Firstly (no pun intended), a cruise ship is essentially a floating hotel, with the added waterslides, flowrider, pools, and seasickness. While I am no stranger to the above three, cruising introduced me to the pleasures of seasickness. When I previously discussed seasickness with a fellow coworker regarding the voyage, "This won't happen to me, don't worry," coursed through my head. I haven't been sick on boats or ferries before, but this cruise changed everything. While on the stretch from New Jersey to Bermuda, the North Atlantic Ocean became choppier than near the coastal areas, rocking the ship harder than usual. I felt nothing on the first day, only to wake up to a throbbing migraine and a sense of drunkenness. Medication did help, but I needed to take a breather on that day.
Secondly, I was so intrigued by just how different of a lifestyle I was thrust into. Most people cruising are well-off in life, and many have already acquired a large retirement fund that is partially used for cruising. My family is not the most well-off, but we manage, and we all felt that the lifestyle was extremely pampering. There were hundreds of crew members waiting hand and foot for each passenger, doing the grunt work behind the scenes so that the passengers would enjoy a smooth and comfortable experience. Hell, we didn't even have to put our dishes into a dish return tray, make our beds each morning, or even worry about not knowing what the next day's programs were; everyone was basically treated like royalty. Honestly, it was quite the transition back to our normal lives when the cruise ended and we were no longer spoiled.
Thirdly, I learned the basics of scuba diving! Although I have snorkeled in the past, it was interesting to be strapped to an oxygen tank and a buoyancy control device that would let me breathe underwater (the technique is just like with snorkeling) and either float or sink. I don't have much experience using flippers for locomotion, so adjusting to them warranted a learning curve. I hope to one day become certified so that I may explore the ocean depths until my body just can't take any more pressure.
Lastly, I enjoyed snorkeling with, touching, holding, and feeding stingrays. On one excursion on Royal Caribbean's private island of CocoCay, my father and I were whisked off to a shallow enclosure in the ocean via speedboat, which was home to dozens of stingrays that were accustomed to humans. These stingrays constantly brushed up against my fellow tourists and did not shy away from people petting them. It was so nice to feel a stingray's scales and underbelly; they felt so rubbery and made the stingrays look extremely cute and cuddly.
Of course, many still had barbs, but those weren't a danger (three rubbed against me and I'm still alive). I've had two rays swim between my legs as I struggled to maintain my balance in this ergosphere. Holding them was a treat; as long as you don't tense your arms, the rays will be calm. They also nearly gave me hickeys when I fed them calamari due to the immense suction created by their mouths. Overall, that experience made my cruise even more special.

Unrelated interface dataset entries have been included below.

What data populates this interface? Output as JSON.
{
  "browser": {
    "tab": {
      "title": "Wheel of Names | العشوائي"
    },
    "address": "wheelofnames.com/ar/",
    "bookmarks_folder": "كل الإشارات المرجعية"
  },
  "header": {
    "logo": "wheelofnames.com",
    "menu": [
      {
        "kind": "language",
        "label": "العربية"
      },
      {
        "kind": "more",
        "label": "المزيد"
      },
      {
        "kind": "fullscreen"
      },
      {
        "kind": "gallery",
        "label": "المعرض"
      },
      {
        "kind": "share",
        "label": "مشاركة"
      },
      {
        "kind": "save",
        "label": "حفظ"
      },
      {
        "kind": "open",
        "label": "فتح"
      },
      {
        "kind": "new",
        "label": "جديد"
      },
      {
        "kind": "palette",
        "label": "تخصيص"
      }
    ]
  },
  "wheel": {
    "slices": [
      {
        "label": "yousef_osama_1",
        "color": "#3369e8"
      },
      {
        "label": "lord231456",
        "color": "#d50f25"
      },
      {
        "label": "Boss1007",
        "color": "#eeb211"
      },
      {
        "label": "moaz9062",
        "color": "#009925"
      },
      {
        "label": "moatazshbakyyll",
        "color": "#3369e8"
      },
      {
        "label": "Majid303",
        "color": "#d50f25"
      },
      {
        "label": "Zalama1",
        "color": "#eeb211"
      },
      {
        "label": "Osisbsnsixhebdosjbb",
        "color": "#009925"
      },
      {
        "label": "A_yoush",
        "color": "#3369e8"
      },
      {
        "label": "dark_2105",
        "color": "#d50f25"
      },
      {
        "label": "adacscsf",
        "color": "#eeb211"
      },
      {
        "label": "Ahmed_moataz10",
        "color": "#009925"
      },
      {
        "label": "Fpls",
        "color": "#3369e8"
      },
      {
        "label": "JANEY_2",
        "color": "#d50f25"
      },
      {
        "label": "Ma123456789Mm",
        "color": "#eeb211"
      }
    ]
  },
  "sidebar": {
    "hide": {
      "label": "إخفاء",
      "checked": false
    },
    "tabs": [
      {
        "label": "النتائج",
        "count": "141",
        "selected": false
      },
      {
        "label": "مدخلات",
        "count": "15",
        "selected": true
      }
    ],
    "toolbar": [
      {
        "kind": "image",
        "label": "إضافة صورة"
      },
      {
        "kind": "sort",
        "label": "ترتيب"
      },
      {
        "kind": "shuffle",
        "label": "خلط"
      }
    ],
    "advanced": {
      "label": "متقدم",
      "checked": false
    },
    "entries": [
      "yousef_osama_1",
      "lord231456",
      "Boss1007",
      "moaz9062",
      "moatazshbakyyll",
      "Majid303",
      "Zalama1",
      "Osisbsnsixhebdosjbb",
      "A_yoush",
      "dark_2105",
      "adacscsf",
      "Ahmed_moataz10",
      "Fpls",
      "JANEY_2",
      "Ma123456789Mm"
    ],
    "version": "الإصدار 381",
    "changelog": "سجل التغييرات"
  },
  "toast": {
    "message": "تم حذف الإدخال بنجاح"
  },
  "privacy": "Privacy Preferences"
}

Cruising certainly was an amazing experience that unlocked so many doors for me. Although I don't intend to do this often, I understand just why cruising is such a luxury and why people do it so frequently. I truly appreciate this voyage for giving me so many opportunities and experiences that have taught me so much over the past eight days at sea.